Today President Trump tweeted, “The failing NY Times Fake News story today about breast feeding must be called out. The U.S. strongly supports breast feeding but we don’t believe women should be denied access to formula. Many women need this option because of malnutrition and poverty.”
This position demonstrates a clear lack of understanding of the resolution. As mentioned already, the Code in no way denies access to formula for families who need or want it. Furthermore, women who are malnourished and / or impoverished are those most protected by the Code.
Here’s what you can do right now to increase awareness and understanding of why the Code is so important for our babies, our mothers, our families, our nation, and our world:
Join in the Babies’ Heath Before Corporate Wealth Nurse In and Protest on August 5, 2018! Invite your friends! We will gather at state capitol buildings and the US Health and Human Services building in D.C. to demand that we promote, protect, and support breastfeeding as a public health issue.
Share this to social media: post, tweet, tag!
@WhiteHouse, @realDonaldTrump, and/or @POTUS
Contributing money combats corporate lobbyists and promotes and amplifies real world efforts by grassroots movements. Support our efforts here:
Write letters and emails.
Email the Secretary of Health and Human Services Secretary@HHS.gov
Click here for a sample script.
Show up in person.

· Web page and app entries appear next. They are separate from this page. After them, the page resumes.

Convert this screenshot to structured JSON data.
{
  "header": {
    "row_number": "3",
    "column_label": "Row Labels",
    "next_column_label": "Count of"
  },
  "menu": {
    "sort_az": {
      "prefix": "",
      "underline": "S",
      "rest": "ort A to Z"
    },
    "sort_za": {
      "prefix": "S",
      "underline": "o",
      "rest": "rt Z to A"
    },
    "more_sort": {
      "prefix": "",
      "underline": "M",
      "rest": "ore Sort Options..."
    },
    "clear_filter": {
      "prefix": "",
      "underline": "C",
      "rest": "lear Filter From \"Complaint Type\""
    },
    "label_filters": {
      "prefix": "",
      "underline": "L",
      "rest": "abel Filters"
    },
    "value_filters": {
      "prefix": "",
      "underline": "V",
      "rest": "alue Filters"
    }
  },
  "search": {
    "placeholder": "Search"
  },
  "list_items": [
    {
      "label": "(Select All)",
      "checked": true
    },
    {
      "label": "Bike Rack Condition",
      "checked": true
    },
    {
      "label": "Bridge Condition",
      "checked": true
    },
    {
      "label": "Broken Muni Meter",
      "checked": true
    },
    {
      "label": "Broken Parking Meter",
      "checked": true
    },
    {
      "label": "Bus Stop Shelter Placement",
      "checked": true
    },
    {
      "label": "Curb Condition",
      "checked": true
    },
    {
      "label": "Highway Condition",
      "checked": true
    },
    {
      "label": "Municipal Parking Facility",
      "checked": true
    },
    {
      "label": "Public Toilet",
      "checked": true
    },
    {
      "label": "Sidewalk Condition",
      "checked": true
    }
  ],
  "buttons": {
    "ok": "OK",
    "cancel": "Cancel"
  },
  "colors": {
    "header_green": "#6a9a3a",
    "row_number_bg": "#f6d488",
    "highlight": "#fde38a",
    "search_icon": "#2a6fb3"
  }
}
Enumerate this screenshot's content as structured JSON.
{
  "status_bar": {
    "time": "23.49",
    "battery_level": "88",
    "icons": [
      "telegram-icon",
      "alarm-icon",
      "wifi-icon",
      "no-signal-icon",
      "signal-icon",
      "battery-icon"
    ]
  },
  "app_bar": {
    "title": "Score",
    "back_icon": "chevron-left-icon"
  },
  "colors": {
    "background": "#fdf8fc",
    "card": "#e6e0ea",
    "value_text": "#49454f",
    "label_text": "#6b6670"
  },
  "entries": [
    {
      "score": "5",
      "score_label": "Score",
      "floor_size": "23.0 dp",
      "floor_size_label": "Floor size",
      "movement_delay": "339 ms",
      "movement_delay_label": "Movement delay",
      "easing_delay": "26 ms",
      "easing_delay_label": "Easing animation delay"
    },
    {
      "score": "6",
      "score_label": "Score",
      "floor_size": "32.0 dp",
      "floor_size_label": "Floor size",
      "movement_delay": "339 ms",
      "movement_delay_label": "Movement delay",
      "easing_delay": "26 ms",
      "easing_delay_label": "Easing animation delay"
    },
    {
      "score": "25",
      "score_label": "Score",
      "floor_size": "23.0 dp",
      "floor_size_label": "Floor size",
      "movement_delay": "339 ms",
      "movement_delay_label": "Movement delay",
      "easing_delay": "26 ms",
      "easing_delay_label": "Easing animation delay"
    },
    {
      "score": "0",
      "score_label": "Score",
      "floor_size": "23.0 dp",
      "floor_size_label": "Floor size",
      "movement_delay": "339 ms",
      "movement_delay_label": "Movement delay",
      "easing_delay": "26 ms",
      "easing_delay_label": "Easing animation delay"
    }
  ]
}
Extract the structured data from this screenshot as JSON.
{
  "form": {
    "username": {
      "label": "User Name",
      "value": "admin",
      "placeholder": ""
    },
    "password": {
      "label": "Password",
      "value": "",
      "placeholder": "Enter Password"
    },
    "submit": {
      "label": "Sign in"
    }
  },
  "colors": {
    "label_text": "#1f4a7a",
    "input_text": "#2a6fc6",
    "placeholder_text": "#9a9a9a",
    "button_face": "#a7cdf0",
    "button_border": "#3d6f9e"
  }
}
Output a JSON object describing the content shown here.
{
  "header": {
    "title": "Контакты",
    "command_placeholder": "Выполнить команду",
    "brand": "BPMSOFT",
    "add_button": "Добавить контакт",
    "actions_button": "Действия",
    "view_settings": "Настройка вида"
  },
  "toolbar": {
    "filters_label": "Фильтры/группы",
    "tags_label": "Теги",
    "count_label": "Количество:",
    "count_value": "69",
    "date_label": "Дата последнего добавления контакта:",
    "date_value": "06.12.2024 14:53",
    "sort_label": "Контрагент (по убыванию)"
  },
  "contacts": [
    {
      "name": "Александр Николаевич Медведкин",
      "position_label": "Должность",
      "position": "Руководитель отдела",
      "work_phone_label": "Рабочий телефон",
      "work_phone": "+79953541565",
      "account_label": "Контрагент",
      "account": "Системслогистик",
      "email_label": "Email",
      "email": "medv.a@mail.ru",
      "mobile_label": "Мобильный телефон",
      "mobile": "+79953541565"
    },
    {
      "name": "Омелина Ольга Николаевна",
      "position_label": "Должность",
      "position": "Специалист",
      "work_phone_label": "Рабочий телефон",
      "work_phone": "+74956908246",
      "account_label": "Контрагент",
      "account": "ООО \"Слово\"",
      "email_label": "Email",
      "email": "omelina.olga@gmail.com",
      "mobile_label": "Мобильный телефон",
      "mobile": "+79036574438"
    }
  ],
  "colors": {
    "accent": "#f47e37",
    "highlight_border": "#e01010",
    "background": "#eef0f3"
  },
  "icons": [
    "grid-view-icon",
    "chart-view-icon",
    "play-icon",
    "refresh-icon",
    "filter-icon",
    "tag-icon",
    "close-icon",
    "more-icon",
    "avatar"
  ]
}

Hand deliver these messages or request to speak to your representatives face-to-face.
Contact the media.
If you’re a lactation professional, contact your local news and offer to be interviewed as an expert.
If you’re not a lactation professional, contact your local news and media outlets and demand coverage of this issue.
Whatever method you choose, we need you to take action now. Breastfeeding has never been in the news like it is today – and we need to harness this buzz before the formula companies use it to push us even farther back. Breastfeeding is under attack. Tweet, post, tag, donate, attend – whatever you can do, for the love of babies, do it now.
The original proposed Resolution can be reviewed here
The approved Resolution can be viewed here
Updated 7/11/18 to reflect the original source of the reporting